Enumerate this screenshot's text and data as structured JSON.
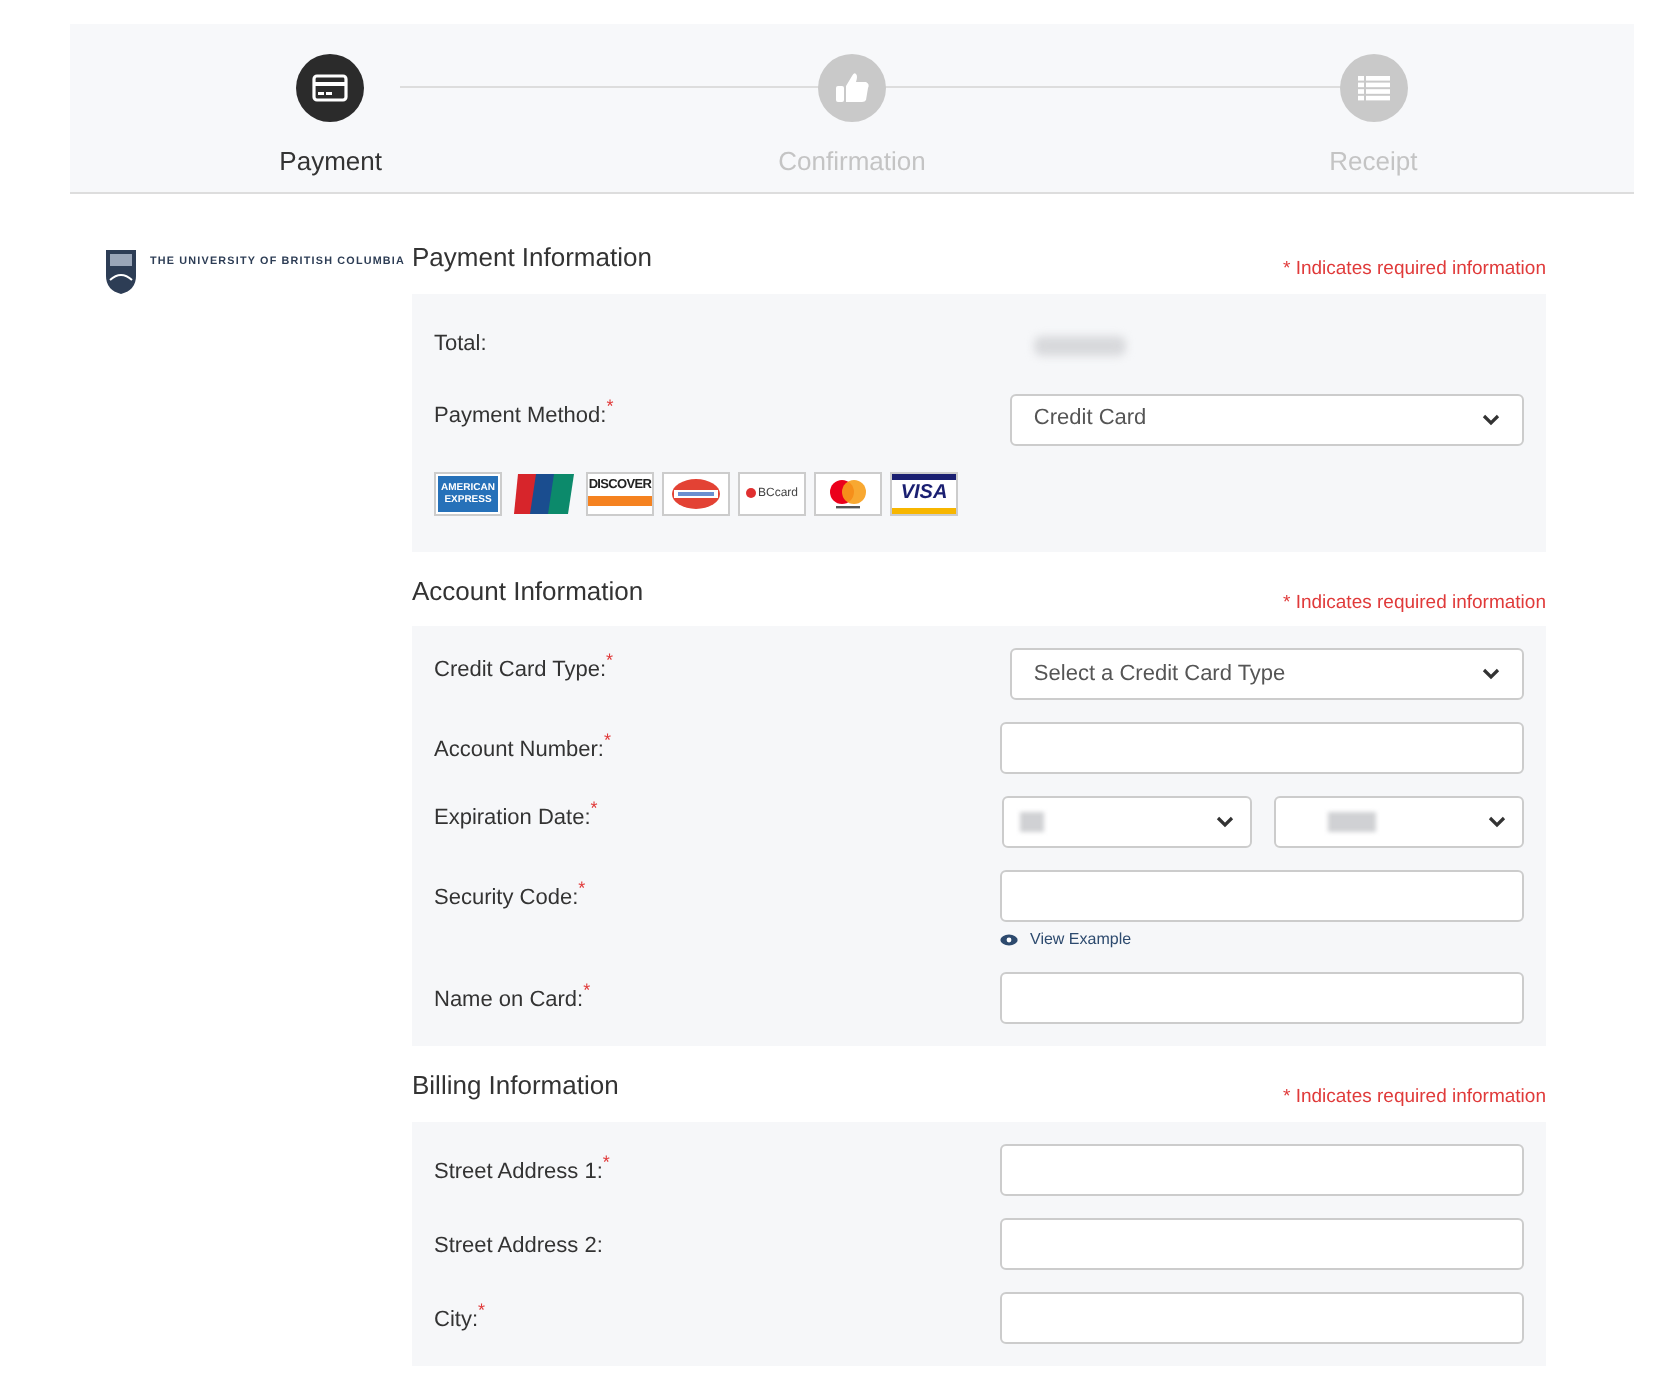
{
  "steps": [
    {
      "label": "Payment",
      "kind": "card",
      "selected": true
    },
    {
      "label": "Confirmation",
      "kind": "thumb",
      "selected": false
    },
    {
      "label": "Receipt",
      "kind": "list",
      "selected": false
    }
  ],
  "logo": {
    "name": "THE UNIVERSITY OF BRITISH COLUMBIA"
  },
  "sections": [
    {
      "title": "Payment Information",
      "note": "* Indicates required information",
      "rows": [
        {
          "kind": "hidden-value",
          "label": "Total:"
        },
        {
          "kind": "select",
          "label": "Payment Method:",
          "required_mark": "*",
          "value": "Credit Card"
        },
        {
          "kind": "cards",
          "cards": [
            {
              "kind": "amex",
              "label": "AMERICAN EXPRESS"
            },
            {
              "kind": "unionpay"
            },
            {
              "kind": "discover",
              "label": "DISCOVER"
            },
            {
              "kind": "diners"
            },
            {
              "kind": "bccard",
              "label": "BCcard"
            },
            {
              "kind": "mastercard"
            },
            {
              "kind": "visa",
              "label": "VISA"
            }
          ]
        }
      ]
    },
    {
      "title": "Account Information",
      "note": "* Indicates required information",
      "rows": [
        {
          "kind": "select",
          "label": "Credit Card Type:",
          "required_mark": "*",
          "value": "Select a Credit Card Type"
        },
        {
          "kind": "input",
          "label": "Account Number:",
          "required_mark": "*"
        },
        {
          "kind": "date",
          "label": "Expiration Date:",
          "required_mark": "*"
        },
        {
          "kind": "input",
          "label": "Security Code:",
          "required_mark": "*",
          "link": "View Example"
        },
        {
          "kind": "input",
          "label": "Name on Card:",
          "required_mark": "*"
        }
      ]
    },
    {
      "title": "Billing Information",
      "note": "* Indicates required information",
      "rows": [
        {
          "kind": "input",
          "label": "Street Address 1:",
          "required_mark": "*"
        },
        {
          "kind": "input",
          "label": "Street Address 2:"
        },
        {
          "kind": "input",
          "label": "City:",
          "required_mark": "*"
        }
      ]
    }
  ]
}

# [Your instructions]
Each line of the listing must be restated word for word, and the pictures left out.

# [Answer below]
Enumerate this screenshot's text and data as structured JSON.
{
  "steps": [
    {
      "label": "Payment",
      "kind": "card",
      "selected": true
    },
    {
      "label": "Confirmation",
      "kind": "thumb",
      "selected": false
    },
    {
      "label": "Receipt",
      "kind": "list",
      "selected": false
    }
  ],
  "logo": {
    "name": "THE UNIVERSITY OF BRITISH COLUMBIA"
  },
  "sections": [
    {
      "title": "Payment Information",
      "note": "* Indicates required information",
      "rows": [
        {
          "kind": "hidden-value",
          "label": "Total:"
        },
        {
          "kind": "select",
          "label": "Payment Method:",
          "required_mark": "*",
          "value": "Credit Card"
        },
        {
          "kind": "cards",
          "cards": [
            {
              "kind": "amex",
              "label": "AMERICAN EXPRESS"
            },
            {
              "kind": "unionpay"
            },
            {
              "kind": "discover",
              "label": "DISCOVER"
            },
            {
              "kind": "diners"
            },
            {
              "kind": "bccard",
              "label": "BCcard"
            },
            {
              "kind": "mastercard"
            },
            {
              "kind": "visa",
              "label": "VISA"
            }
          ]
        }
      ]
    },
    {
      "title": "Account Information",
      "note": "* Indicates required information",
      "rows": [
        {
          "kind": "select",
          "label": "Credit Card Type:",
          "required_mark": "*",
          "value": "Select a Credit Card Type"
        },
        {
          "kind": "input",
          "label": "Account Number:",
          "required_mark": "*"
        },
        {
          "kind": "date",
          "label": "Expiration Date:",
          "required_mark": "*"
        },
        {
          "kind": "input",
          "label": "Security Code:",
          "required_mark": "*",
          "link": "View Example"
        },
        {
          "kind": "input",
          "label": "Name on Card:",
          "required_mark": "*"
        }
      ]
    },
    {
      "title": "Billing Information",
      "note": "* Indicates required information",
      "rows": [
        {
          "kind": "input",
          "label": "Street Address 1:",
          "required_mark": "*"
        },
        {
          "kind": "input",
          "label": "Street Address 2:"
        },
        {
          "kind": "input",
          "label": "City:",
          "required_mark": "*"
        }
      ]
    }
  ]
}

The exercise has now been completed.